A baby panda recently born in Japan is a girl, a Tokyo zoo said Friday, adding that the little cub appeared to be in good health.
Tokyo's Ueno Zoo celebrated the first birth of a baby panda in five years on June 12, prompting rolling television reports and setting off panda fever nationwide.
A zoo spokesman said the female cub's sex was confirmed based on pictures sent to a panda research centre in the shy animal's native China.
Pandas are born pink, hairless and weighing around 100 grams (three-and-a-half ounces) -- so small it can be difficult to determine their sex.
The little cub "seems to be in good health" and is drinking her mother's milk, the spokesman said, adding she is now 17.6 centimetres (seven inches) long and weighs 283.9 gramme (9.9 ounces).
Her pink body is beginning to show tell-tale black panda fur.

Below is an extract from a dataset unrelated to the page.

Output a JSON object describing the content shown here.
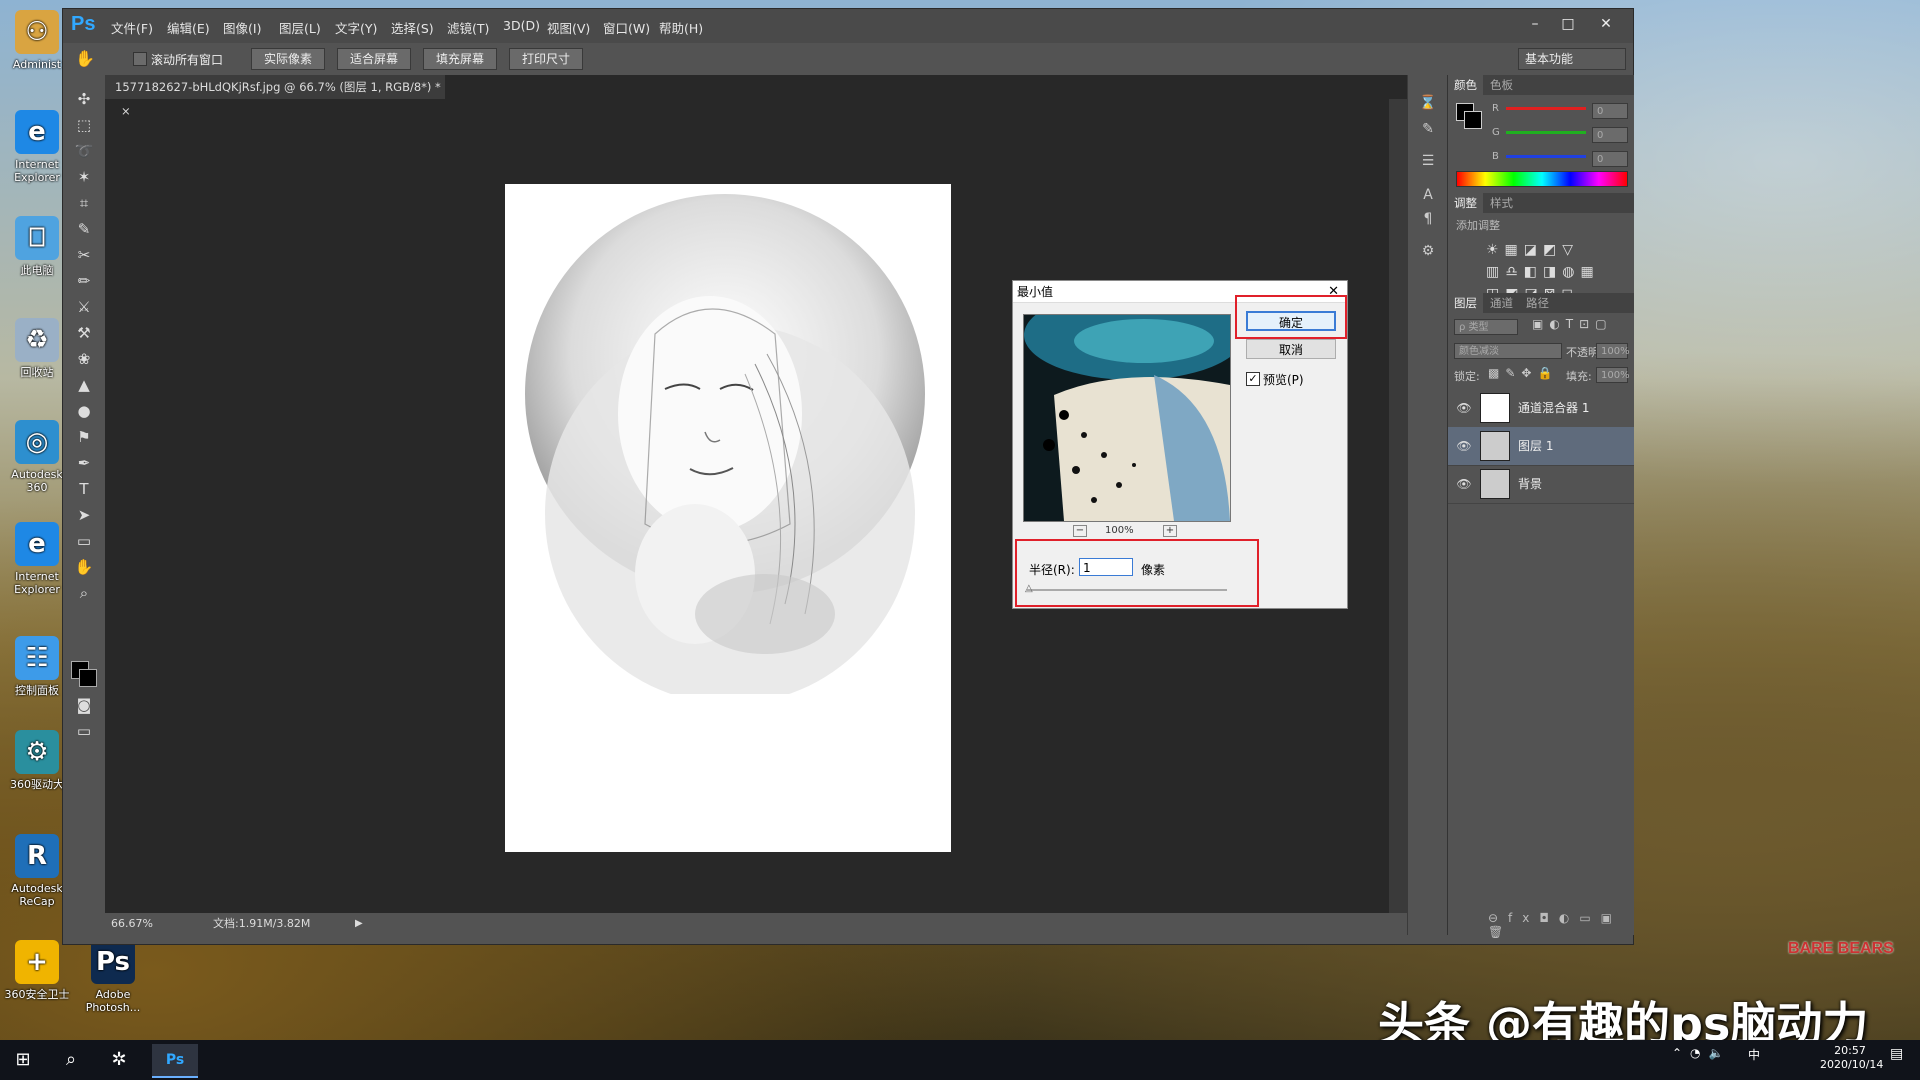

"She has started to grow black fur around her eyes and on other parts of her body," the spokesman added.
Zoo keepers were carefully tending to the cub and her 11-year-old mum Shin Shin, who resumed her daily schedule of munching young bamboo stalks and rolling around days after giving birth.
The birth of the as-yet-unnamed cub comes after the last panda's arrival at Ueno Zoo ended unhappily, with the baby dying from pneumonia.
The death reduced one of the zoo's directors to tears.